The tapered end that you will be leaning in to, needs to be set at the angle-height described, as well as sticking-out past the upright supports. That's why I didn't give a specific height for the support boards. When all that is established, another stabilizer board can be secured from the front stabilizer cross-board, to the underside of the floor-end of the fleshing beam.
Its' use is best done with the floor end, butted up against a wall. It just keeps it from moving all over the place. Now this was a description of my own basic fleshing beam. It's not gospel or anything, it's just the one I know. I'm sure some of the forum regulars out there can add their "beaming experiences" to this spot, for even more confusion :)
As with many items, a double-handled fleshing knife is available from WASCO. They're available from almost every other supplier as well. There are also books and video tapes that illustrate its proper use. I believe that Bob Elzner's "Tanning with Lutan-F" video provides some instruction in its proper use. I know it is available from Research Mannikins, and you have to ask - I think WASCO carries it also.
As far as you being in Florida - you have to use your own judgement as to the amount of time it takes to salt dry a hide for shipping to a tannery, what with your states' humidity level and all.
That just about wraps up this installment of "You Bet Your Knife!". Really, good luck to you. All the best, John.

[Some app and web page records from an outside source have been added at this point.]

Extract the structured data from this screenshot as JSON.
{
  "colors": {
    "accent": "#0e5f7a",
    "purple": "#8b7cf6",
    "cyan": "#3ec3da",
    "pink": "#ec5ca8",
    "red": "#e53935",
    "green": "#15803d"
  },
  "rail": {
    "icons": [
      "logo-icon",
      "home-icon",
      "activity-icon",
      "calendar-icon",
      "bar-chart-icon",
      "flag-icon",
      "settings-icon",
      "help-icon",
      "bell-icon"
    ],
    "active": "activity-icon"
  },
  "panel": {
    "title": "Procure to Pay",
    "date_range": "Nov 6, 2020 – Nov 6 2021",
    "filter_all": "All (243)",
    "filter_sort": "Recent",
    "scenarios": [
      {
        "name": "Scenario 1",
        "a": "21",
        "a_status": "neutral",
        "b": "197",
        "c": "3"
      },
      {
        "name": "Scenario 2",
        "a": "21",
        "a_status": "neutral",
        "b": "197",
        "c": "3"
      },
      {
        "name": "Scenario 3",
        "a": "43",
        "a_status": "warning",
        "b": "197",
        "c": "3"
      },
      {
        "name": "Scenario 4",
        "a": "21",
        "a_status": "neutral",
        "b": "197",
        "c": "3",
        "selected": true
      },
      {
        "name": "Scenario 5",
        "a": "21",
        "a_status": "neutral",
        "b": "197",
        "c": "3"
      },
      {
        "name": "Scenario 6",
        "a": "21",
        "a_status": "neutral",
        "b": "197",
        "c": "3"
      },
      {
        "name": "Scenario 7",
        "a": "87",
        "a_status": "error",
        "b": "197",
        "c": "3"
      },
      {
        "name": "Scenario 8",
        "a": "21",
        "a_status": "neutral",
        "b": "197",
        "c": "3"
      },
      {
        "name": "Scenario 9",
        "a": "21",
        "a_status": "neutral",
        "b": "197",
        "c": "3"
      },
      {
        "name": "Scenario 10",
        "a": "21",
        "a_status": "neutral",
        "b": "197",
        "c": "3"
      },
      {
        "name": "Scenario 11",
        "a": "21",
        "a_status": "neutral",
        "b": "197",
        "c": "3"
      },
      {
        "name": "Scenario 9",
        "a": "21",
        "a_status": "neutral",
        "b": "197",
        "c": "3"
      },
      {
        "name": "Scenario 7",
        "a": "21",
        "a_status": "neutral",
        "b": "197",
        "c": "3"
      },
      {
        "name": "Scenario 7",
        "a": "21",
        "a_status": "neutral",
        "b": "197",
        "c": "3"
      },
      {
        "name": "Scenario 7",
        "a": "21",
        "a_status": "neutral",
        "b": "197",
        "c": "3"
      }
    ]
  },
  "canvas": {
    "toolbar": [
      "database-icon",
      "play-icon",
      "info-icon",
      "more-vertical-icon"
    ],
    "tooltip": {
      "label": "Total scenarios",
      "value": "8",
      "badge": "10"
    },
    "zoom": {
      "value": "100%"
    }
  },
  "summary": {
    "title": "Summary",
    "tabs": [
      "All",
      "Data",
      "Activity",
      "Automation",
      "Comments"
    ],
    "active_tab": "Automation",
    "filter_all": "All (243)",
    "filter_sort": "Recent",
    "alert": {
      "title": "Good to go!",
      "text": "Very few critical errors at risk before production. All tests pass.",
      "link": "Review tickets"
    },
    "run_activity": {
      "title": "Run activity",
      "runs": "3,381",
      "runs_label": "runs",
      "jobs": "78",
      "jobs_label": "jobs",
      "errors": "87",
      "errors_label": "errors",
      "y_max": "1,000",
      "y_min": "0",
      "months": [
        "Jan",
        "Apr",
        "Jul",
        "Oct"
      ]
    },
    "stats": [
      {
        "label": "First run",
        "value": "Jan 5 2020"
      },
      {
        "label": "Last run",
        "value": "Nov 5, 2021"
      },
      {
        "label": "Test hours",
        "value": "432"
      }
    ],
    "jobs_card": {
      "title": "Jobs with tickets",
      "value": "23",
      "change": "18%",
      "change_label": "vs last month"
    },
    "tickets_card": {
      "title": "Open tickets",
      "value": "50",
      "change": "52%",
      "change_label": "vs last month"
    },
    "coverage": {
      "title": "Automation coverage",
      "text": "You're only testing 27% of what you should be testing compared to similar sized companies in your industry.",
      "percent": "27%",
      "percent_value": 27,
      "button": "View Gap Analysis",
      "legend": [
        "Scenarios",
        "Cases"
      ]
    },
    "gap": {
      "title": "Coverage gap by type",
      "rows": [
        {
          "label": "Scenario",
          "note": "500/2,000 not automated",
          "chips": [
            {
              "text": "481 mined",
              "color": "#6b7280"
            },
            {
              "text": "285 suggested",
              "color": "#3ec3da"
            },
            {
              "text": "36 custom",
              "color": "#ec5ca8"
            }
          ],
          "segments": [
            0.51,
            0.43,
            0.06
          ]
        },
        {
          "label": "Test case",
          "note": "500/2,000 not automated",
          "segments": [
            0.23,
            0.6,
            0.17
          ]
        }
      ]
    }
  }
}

Out of avg person's reach???!!!

This response submitted by Vaughn Terpack on 12/1/1998.

( jterpack@greenwood.net )

Hold on now! I'm the average person and I make leather all the time with the braintan method. This is the same technique used by primitive made for untold centuries and it works like a charm. The reason most people can't do it right with the chemicals is becuase it's tooo complex. Just use brains and elbow grease and you almost can't fail to make a buttery soft hide every time. For more information on this technique, go to www.teleport.com/~roadkill, www.braintan.com, and www.hollowtop.com. These sites will show you just how easy it is to do things without relying on big companies or expensive chemicals that only do one or two hides. Out of my reach? Not hardly!!!